Thousands of London taxi drivers plan to sue Uber for damages alleging the ride-hailing firm operated unlawfully.
BBC News reports that the action, part of a planned anti-Uber campaign by black-cab drivers, claims it didn't follow private hire rules between 2012 and 2018. If successful, Uber could be hit with a bill for millions of pounds.
The lawsuit will claim that for six years Uber let people hail its drivers directly instead of through a booking office.
A litigation specialist company working with the cabbies to bring the case, said more than 4,000 had signed up so far.
There are about 5,200 further registrations being processed, and the firm is funding a marketing campaign looking to sign up as many as 30,000 eligible drivers.
A full-time driver over those six years could claim about £25,000 in lost earnings, it added. The group action is aiming to bring a case to the High Court no later than the first quarter of 2022.
This is not the first time that London's black cabs have done battle with Uber, but this announcement shows neither side has conceded defeat.
The proposed claim itself is huge - loss of earnings for up to 30,000 drivers for nearly six years - and comes at a time when London black cabs and private hire vehicle drivers are struggling for work after nearly a year of lockdowns and restrictions.

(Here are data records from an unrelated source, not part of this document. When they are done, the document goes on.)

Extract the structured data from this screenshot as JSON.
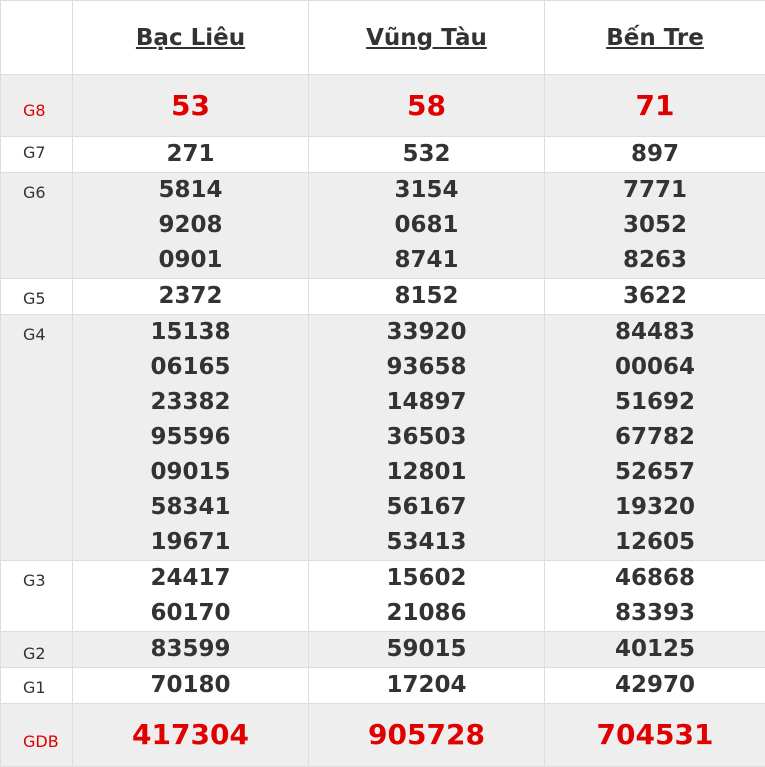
{
  "provinces": [
    "Bạc Liêu",
    "Vũng Tàu",
    "Bến Tre"
  ],
  "prizes": [
    {
      "label": "G8",
      "values": [
        [
          "53"
        ],
        [
          "58"
        ],
        [
          "71"
        ]
      ]
    },
    {
      "label": "G7",
      "values": [
        [
          "271"
        ],
        [
          "532"
        ],
        [
          "897"
        ]
      ]
    },
    {
      "label": "G6",
      "values": [
        [
          "5814",
          "9208",
          "0901"
        ],
        [
          "3154",
          "0681",
          "8741"
        ],
        [
          "7771",
          "3052",
          "8263"
        ]
      ]
    },
    {
      "label": "G5",
      "values": [
        [
          "2372"
        ],
        [
          "8152"
        ],
        [
          "3622"
        ]
      ]
    },
    {
      "label": "G4",
      "values": [
        [
          "15138",
          "06165",
          "23382",
          "95596",
          "09015",
          "58341",
          "19671"
        ],
        [
          "33920",
          "93658",
          "14897",
          "36503",
          "12801",
          "56167",
          "53413"
        ],
        [
          "84483",
          "00064",
          "51692",
          "67782",
          "52657",
          "19320",
          "12605"
        ]
      ]
    },
    {
      "label": "G3",
      "values": [
        [
          "24417",
          "60170"
        ],
        [
          "15602",
          "21086"
        ],
        [
          "46868",
          "83393"
        ]
      ]
    },
    {
      "label": "G2",
      "values": [
        [
          "83599"
        ],
        [
          "59015"
        ],
        [
          "40125"
        ]
      ]
    },
    {
      "label": "G1",
      "values": [
        [
          "70180"
        ],
        [
          "17204"
        ],
        [
          "42970"
        ]
      ]
    },
    {
      "label": "GDB",
      "values": [
        [
          "417304"
        ],
        [
          "905728"
        ],
        [
          "704531"
        ]
      ]
    }
  ],
  "colors": {
    "highlight": "#e00000",
    "text": "#333333",
    "shaded_row": "#eeeeee",
    "border": "#dddddd"
  }
}
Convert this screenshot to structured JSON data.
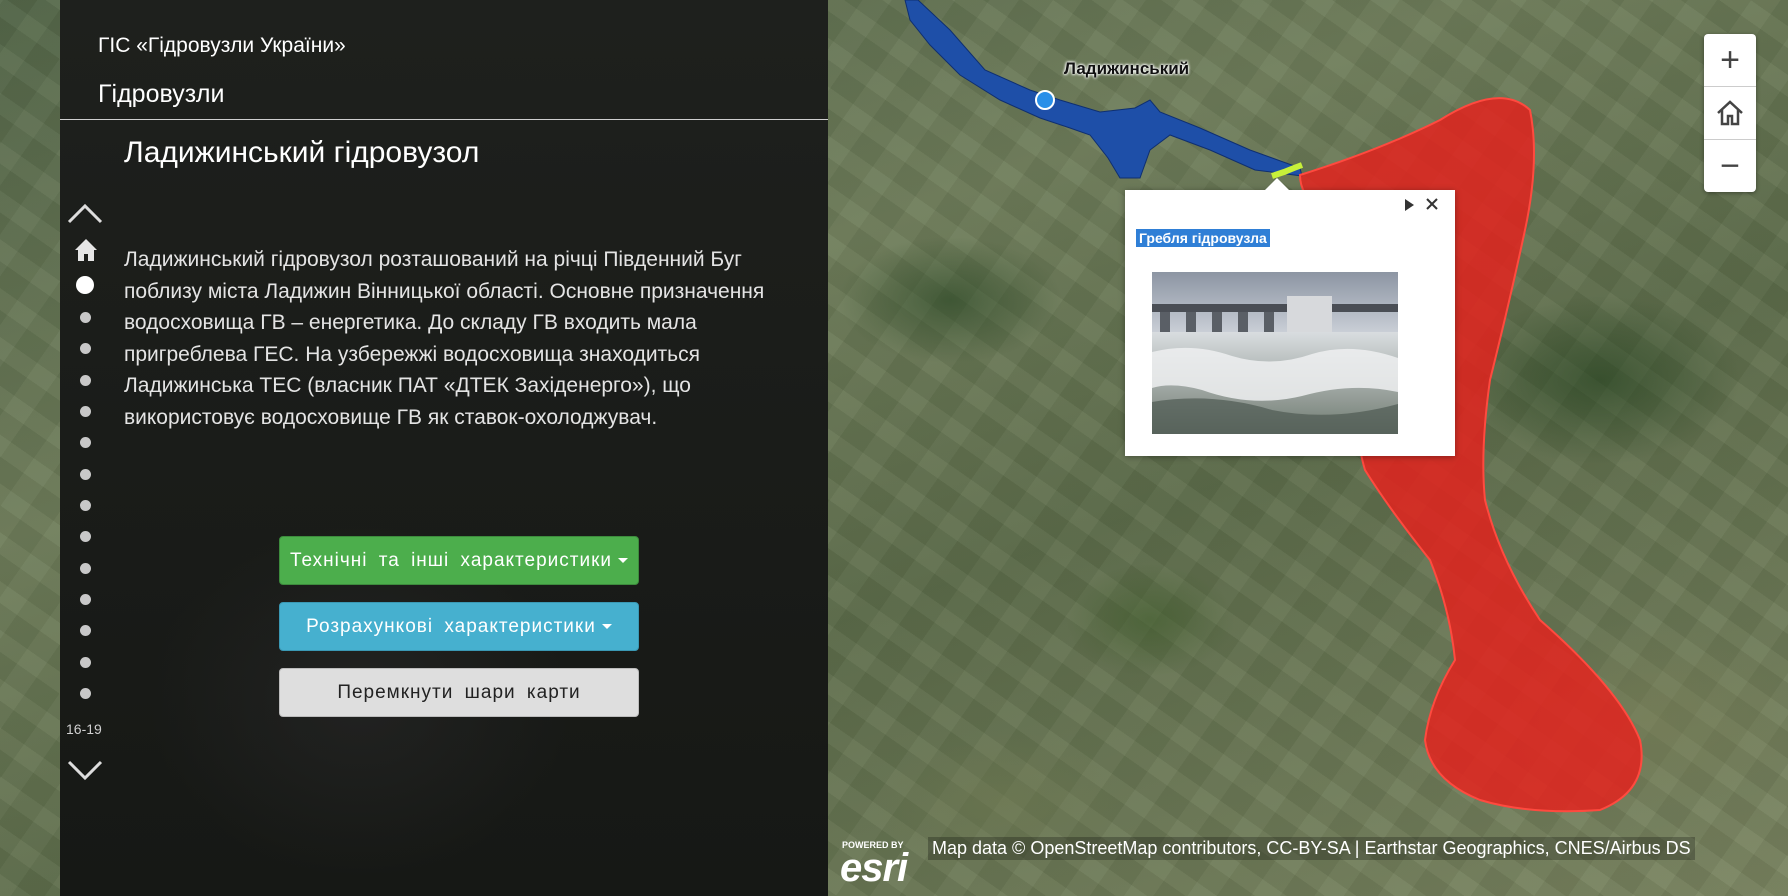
{
  "header": {
    "gis_title": "ГІС «Гідровузли України»",
    "section": "Гідровузли"
  },
  "story": {
    "heading": "Ладижинський гідровузол",
    "description": "Ладижинський гідровузол розташований на річці Південний Буг поблизу міста Ладижин Вінницької області. Основне призначення водосховища ГВ – енергетика. До складу ГВ входить мала пригреблева ГЕС. На узбережжі водосховища знаходиться Ладижинська ТЕС (власник ПАТ «ДТЕК Західенерго»), що використовує водосховище ГВ як ставок-охолоджувач.",
    "page_range": "16-19",
    "active_page_index": 0
  },
  "buttons": {
    "tech": "Технічні та інші характеристики",
    "calc": "Розрахункові характеристики",
    "layers": "Перемкнути шари карти"
  },
  "map": {
    "place_label": "Ладижинський",
    "popup_title": "Гребля гідровузла",
    "attribution": "Map data © OpenStreetMap contributors, CC-BY-SA | Earthstar Geographics, CNES/Airbus DS",
    "esri_powered": "POWERED BY",
    "esri_word": "esri",
    "zoom_in": "+",
    "zoom_out": "−"
  },
  "colors": {
    "flood_zone": "#e8201c",
    "reservoir": "#1e4fa8",
    "marker": "#2a8fe8",
    "btn_tech": "#4cae4c",
    "btn_calc": "#46b0cf",
    "popup_title_bg": "#2f7fd6"
  },
  "icons": {
    "nav_up": "chevron-up-icon",
    "nav_down": "chevron-down-icon",
    "home": "home-icon",
    "popup_next": "play-triangle-icon",
    "popup_close": "close-icon"
  }
}
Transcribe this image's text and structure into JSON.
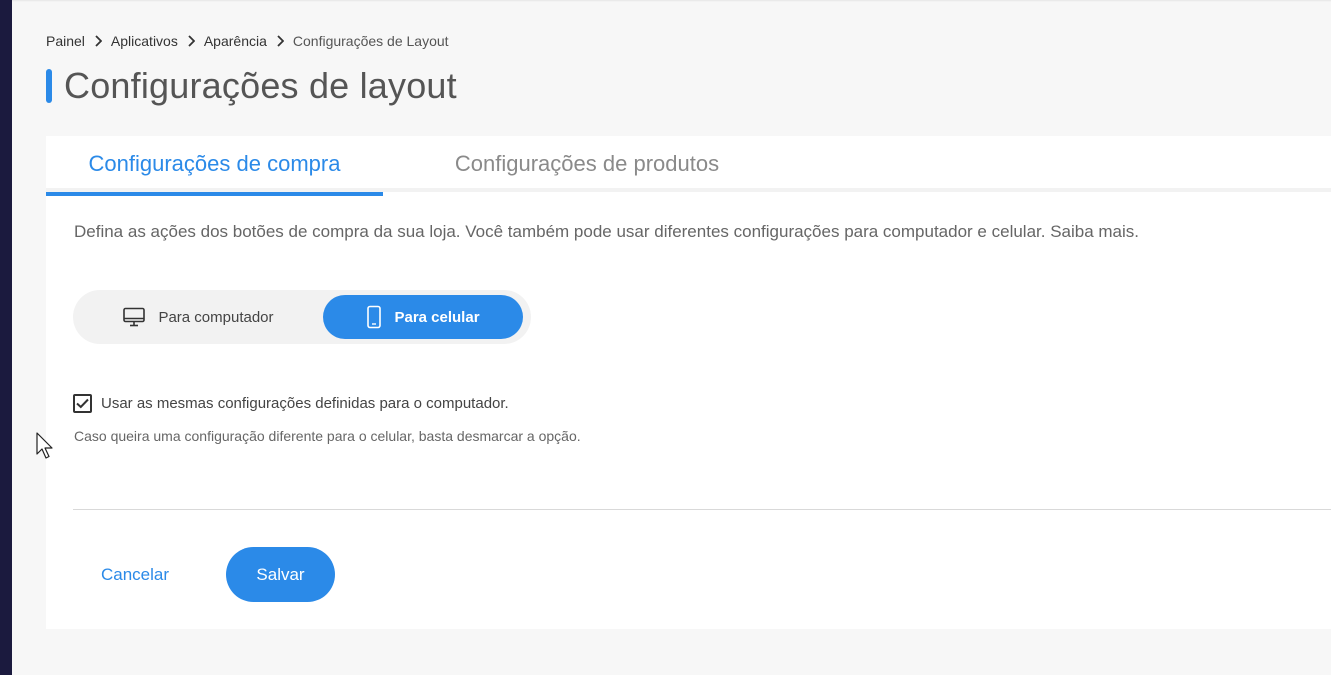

Uber might now have its licence back, but the black cabs aren't willing to give them an easy ride.
An Uber spokeswoman said: "Uber operates lawfully in London and these allegations are completely unfounded.
"We are proud to serve this great global city and the 45,000 drivers in London who rely on the app for earnings opportunities, and are committed to helping people move safely."